For many around the world, John F. Kennedy is still the epitome of young, dynamic leadership. His first one hundred days is still remembered as an example of how to hit the ground running and show the voters that a new guy is in charge and change is happening.
I think I'm right in saying that it was actually FDR and not JFK who first coined the '100 days' phrase in US politics. In his case, back in the 1930s, Roosevelt had already delivered the basis of the New Deal to get America out of recession. So nobody could accuse him of hanging around. Now leaders across the world are expected to show what they've done with their own first 100 days.
In France, President Francois Hollande has just passed his, after his victory over Nicholas Sarkozy. Hollande has delivered on many of his campaign promises. Higher taxes for the rich, pulling French troops out of Afghanistan and even cutting his own salary. And yet more than half the French think their country is changing for the worse. A majority doubted if Hollande could solve the country's biggest problems, including massive public debts, high unemployment and some riots earlier this week. He's not alone is discovering that in the current state of the world economy, political honeymoons are over before the victory champagne has gone flat.

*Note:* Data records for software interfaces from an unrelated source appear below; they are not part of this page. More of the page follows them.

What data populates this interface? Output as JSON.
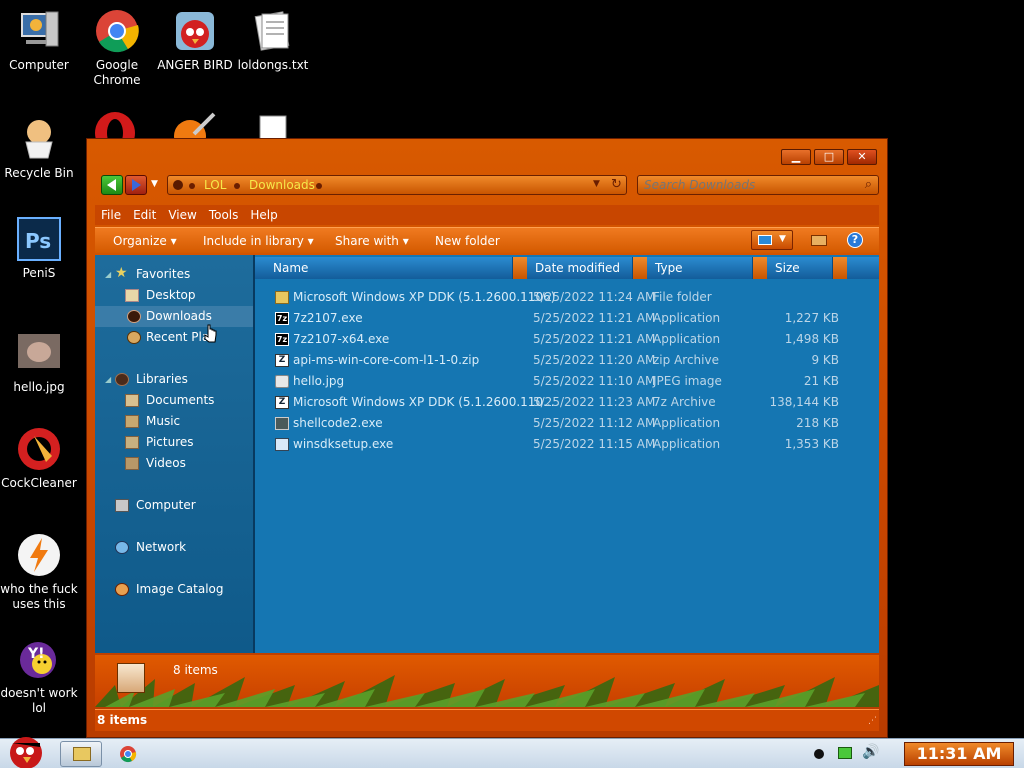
{
  "desktop": {
    "icons": [
      {
        "label": "Computer",
        "icon": "computer-icon"
      },
      {
        "label": "Google Chrome",
        "icon": "chrome-icon"
      },
      {
        "label": "ANGER BIRD",
        "icon": "angry-bird-icon"
      },
      {
        "label": "loldongs.txt",
        "icon": "text-file-icon"
      },
      {
        "label": "Recycle Bin",
        "icon": "recycle-bin-icon"
      },
      {
        "label": "PeniS",
        "icon": "photoshop-icon"
      },
      {
        "label": "hello.jpg",
        "icon": "image-file-icon"
      },
      {
        "label": "CockCleaner",
        "icon": "ccleaner-icon"
      },
      {
        "label": "who the fuck uses this",
        "icon": "winamp-icon"
      },
      {
        "label": "doesn't work lol",
        "icon": "yahoo-messenger-icon"
      }
    ]
  },
  "window": {
    "address": {
      "crumbs": [
        "LOL",
        "Downloads"
      ]
    },
    "search": {
      "placeholder": "Search Downloads"
    },
    "menubar": [
      "File",
      "Edit",
      "View",
      "Tools",
      "Help"
    ],
    "commands": {
      "organize": "Organize",
      "include": "Include in library",
      "share": "Share with",
      "new_folder": "New folder"
    },
    "nav": {
      "favorites": "Favorites",
      "desktop": "Desktop",
      "downloads": "Downloads",
      "recent": "Recent Pla",
      "libraries": "Libraries",
      "documents": "Documents",
      "music": "Music",
      "pictures": "Pictures",
      "videos": "Videos",
      "computer": "Computer",
      "network": "Network",
      "image_catalog": "Image Catalog"
    },
    "columns": {
      "name": "Name",
      "date": "Date modified",
      "type": "Type",
      "size": "Size"
    },
    "files": [
      {
        "name": "Microsoft Windows XP DDK (5.1.2600.1106)",
        "date": "5/25/2022 11:24 AM",
        "type": "File folder",
        "size": "",
        "icon": "folder-icon"
      },
      {
        "name": "7z2107.exe",
        "date": "5/25/2022 11:21 AM",
        "type": "Application",
        "size": "1,227 KB",
        "icon": "7zip-icon"
      },
      {
        "name": "7z2107-x64.exe",
        "date": "5/25/2022 11:21 AM",
        "type": "Application",
        "size": "1,498 KB",
        "icon": "7zip-icon"
      },
      {
        "name": "api-ms-win-core-com-l1-1-0.zip",
        "date": "5/25/2022 11:20 AM",
        "type": "zip Archive",
        "size": "9 KB",
        "icon": "zip-icon"
      },
      {
        "name": "hello.jpg",
        "date": "5/25/2022 11:10 AM",
        "type": "JPEG image",
        "size": "21 KB",
        "icon": "image-icon"
      },
      {
        "name": "Microsoft Windows XP DDK (5.1.2600.110...",
        "date": "5/25/2022 11:23 AM",
        "type": "7z Archive",
        "size": "138,144 KB",
        "icon": "archive-icon"
      },
      {
        "name": "shellcode2.exe",
        "date": "5/25/2022 11:12 AM",
        "type": "Application",
        "size": "218 KB",
        "icon": "exe-icon"
      },
      {
        "name": "winsdksetup.exe",
        "date": "5/25/2022 11:15 AM",
        "type": "Application",
        "size": "1,353 KB",
        "icon": "installer-icon"
      }
    ],
    "details_count": "8 items",
    "status_count": "8 items"
  },
  "taskbar": {
    "clock": "11:31 AM"
  },
  "colors": {
    "accent": "#d85a00",
    "content_bg": "#1576b2",
    "nav_bg": "#0f5a8a"
  }
}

The truth is that no new leader of left or right can sweep to power and wave some kind of economic magic wand. That may mean that around the globe, democratic leaders will have to get used to the idea that they may get just one term before being rejected as failures. Or - and this is Barack Obama's big hope - it may be that voters will wise up to the fact that bold promises of radical change on the campaign trail are pretty much meaningless. It's the antithesis of the way Obama campaigned himself four years ago, of course, but
the message 'don't let anybody kid you there's an easy way out of this mess' may well resonate with a lot of voters.
I'm not saying that election promises don't matter and there's no real choice. I think you are facing a very stark choice in America in November. But in the US, as elsewhere, be prepared to accept that after 100 days, whoever you elect is more likely to be perceived as a disappointment than a saviour.
This is Lance Price for CBS News in London.